Can I interest you in a player that is also 6’6 with a 7’1 wingspan and the ability to defend multiple positions?
May I present Shake Milton.
He is definitely a role player at the next level and there is some concern that he doesn’t have a natural positional fit, but I care less about that than at any time in the history of the NBA. It just doesn’t matter very much on the perimeter and Milton knows how to play. He’d be a great fit at No. 34, essentially with any NBA team.
The local product wasn’t universally seen as a top-35 pick even a few months ago but the NBA Draft Combine was kind to Okogie and a deeper dive on his tape is encouraging. In short, Okogie was miscast in a leading role at Georgia Tech, carrying an underwhelming roster as the best player. In the NBA, he’ll be unleashed as a do-it-all role player type and that makes him appealing.
He has a 7’0 wingspan with real athleticism and, even if it didn’t always pop offensively on tape, it seems safe to project Okogie as a potential plus defender given those tools. Okogie is going to have to knock down threes but he has the ability to attack close-outs and would be a very reasonable pick at No. 30 overall, if he lasts that far.

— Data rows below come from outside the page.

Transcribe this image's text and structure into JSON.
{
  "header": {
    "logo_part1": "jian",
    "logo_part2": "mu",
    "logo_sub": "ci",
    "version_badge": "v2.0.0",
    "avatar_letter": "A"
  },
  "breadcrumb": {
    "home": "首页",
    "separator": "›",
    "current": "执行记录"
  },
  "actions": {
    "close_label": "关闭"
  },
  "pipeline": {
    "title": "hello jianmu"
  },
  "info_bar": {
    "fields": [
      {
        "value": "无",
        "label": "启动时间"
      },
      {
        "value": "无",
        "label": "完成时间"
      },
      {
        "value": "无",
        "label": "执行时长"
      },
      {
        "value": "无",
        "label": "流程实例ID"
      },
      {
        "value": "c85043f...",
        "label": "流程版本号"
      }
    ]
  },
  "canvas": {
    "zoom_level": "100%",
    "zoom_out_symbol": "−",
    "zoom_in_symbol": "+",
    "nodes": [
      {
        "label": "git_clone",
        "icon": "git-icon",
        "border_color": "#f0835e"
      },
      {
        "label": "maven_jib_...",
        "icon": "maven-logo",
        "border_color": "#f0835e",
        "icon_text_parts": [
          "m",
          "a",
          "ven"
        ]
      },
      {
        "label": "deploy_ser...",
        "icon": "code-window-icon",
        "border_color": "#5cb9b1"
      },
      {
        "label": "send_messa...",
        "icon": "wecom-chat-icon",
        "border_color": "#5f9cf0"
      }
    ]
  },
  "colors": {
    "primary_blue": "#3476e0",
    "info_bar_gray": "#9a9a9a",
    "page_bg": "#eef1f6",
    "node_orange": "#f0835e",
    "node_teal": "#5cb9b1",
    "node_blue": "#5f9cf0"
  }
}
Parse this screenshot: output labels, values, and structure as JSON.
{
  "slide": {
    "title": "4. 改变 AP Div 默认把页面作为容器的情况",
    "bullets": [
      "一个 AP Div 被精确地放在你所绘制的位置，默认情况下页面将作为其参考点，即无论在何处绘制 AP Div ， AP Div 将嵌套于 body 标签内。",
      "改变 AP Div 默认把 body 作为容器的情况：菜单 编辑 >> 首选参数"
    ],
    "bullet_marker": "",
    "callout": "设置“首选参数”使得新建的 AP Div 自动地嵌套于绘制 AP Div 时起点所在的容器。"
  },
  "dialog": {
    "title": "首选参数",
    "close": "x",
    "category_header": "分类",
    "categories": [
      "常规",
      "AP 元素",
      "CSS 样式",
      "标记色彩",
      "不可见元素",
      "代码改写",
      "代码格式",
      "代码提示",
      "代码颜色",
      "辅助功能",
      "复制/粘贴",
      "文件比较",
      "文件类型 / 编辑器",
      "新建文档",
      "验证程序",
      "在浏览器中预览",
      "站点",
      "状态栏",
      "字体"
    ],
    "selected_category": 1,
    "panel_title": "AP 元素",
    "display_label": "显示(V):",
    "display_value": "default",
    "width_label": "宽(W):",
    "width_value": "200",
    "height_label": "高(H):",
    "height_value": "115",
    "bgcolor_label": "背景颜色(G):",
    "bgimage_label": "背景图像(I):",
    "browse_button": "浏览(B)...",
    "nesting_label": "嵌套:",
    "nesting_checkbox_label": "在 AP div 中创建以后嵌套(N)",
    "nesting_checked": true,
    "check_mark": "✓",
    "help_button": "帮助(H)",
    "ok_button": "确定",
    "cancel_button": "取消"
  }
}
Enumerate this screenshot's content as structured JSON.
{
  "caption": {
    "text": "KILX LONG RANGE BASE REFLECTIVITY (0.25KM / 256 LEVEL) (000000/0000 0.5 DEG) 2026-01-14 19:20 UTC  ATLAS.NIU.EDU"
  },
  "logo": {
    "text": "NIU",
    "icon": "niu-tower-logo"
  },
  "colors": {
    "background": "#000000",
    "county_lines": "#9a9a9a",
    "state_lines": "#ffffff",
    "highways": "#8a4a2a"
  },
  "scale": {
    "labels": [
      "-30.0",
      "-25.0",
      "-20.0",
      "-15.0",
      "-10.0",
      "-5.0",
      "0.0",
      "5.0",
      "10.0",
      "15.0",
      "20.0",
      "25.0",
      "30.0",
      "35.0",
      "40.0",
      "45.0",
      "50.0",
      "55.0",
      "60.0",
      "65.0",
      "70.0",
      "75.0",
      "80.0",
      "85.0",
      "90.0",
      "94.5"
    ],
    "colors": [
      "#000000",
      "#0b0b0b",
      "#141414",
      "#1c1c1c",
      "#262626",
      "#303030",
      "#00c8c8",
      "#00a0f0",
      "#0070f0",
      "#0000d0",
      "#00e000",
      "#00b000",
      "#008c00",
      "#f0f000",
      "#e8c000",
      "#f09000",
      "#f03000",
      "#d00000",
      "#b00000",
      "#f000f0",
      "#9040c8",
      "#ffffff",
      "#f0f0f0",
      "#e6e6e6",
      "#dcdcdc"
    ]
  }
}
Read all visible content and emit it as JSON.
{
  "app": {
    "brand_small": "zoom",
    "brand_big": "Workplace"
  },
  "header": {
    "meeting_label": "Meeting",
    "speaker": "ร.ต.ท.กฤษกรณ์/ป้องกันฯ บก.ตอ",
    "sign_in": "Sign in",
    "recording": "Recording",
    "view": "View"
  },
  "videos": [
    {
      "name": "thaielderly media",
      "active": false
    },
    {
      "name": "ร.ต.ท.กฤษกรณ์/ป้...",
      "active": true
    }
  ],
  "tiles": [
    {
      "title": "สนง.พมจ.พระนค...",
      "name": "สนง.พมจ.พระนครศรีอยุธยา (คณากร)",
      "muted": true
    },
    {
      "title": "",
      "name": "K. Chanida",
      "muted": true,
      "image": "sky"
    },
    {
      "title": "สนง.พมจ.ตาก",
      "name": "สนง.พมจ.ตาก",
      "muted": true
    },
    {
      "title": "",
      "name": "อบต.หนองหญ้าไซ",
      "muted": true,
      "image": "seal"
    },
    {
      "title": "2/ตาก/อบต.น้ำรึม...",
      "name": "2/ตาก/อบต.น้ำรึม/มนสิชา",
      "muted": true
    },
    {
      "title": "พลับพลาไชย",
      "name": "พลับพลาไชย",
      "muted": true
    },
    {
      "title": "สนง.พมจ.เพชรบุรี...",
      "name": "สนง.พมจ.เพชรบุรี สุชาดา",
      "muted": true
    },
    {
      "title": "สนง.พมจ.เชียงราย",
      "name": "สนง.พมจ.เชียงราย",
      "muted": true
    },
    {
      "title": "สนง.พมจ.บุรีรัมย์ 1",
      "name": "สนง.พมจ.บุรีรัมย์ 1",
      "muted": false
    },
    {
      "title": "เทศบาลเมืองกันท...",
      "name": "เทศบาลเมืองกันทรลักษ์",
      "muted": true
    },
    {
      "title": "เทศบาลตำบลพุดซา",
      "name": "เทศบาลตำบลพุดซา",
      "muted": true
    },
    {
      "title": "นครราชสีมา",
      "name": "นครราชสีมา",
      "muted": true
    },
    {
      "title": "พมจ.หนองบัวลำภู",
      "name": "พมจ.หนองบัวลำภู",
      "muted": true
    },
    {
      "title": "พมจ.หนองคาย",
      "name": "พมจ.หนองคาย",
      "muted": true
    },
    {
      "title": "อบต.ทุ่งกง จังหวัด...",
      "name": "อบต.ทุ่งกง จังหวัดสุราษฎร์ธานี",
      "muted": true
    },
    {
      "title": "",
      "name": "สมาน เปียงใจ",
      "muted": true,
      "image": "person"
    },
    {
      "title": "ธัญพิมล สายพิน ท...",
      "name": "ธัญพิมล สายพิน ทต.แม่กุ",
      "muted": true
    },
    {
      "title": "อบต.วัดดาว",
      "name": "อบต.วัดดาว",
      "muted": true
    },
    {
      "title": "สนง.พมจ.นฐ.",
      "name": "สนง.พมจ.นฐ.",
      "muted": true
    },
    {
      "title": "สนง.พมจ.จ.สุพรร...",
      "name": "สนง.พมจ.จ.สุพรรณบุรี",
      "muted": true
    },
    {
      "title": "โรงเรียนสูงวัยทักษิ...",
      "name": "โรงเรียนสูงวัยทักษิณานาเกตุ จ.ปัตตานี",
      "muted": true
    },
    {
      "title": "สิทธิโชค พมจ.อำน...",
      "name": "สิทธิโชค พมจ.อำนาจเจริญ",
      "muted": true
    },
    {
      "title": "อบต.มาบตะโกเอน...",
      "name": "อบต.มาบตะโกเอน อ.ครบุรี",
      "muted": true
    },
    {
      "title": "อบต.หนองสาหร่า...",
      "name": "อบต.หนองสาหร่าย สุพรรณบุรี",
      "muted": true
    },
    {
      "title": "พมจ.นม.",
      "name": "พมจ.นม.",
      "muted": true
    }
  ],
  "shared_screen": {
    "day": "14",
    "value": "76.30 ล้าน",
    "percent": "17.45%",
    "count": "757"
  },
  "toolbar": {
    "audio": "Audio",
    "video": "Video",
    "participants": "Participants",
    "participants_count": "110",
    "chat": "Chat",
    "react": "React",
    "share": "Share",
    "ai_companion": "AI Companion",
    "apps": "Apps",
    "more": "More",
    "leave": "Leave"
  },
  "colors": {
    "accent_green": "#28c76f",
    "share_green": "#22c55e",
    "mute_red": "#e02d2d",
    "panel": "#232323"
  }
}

The ultimate boom-or-bust pick in this entire class. I’ve been talked off Robinson as a potential pick at No. 19 overall, at least in a world in which the Hawks select anyone but Luka Doncic at No. 3 overall. Still, Robinson is much easier to sell at No. 30 (or No. 34), simply because the risk is lower.
He was a consensus top-10 player in his high school class and, alongside Jaren Jackson Jr., was seen as the best pure rim protector. Robinson also has high-end skills that flash at times and there is no one a team can land here that has anywhere near the ceiling.
However, the floor is quite low after his Western Kentucky odyssey and scouts aren’t thrilled with his overall make-up. If he decides he wants to be a pure big man and eschew some of the perimeter skills he’s tried to flash during the draft process, I’d be easy to convert.
If you want upside, he’s your guy.
Much like Milton, Thomas is a pure role player type but one that has a place in the modern game. He makes more sense in a system alongside a primary wing ball-handler (i.e. Luka Doncic?) because of his size and overall profile but Thomas has enough shooting to make it regardless.
He is a defense-first player with a 6’10 wingspan (at only 6’3) and his switchable nature is enticing. Thomas has to convert threes at a high-30’s level to really pop but, if he does, there is a great deal of value to be had.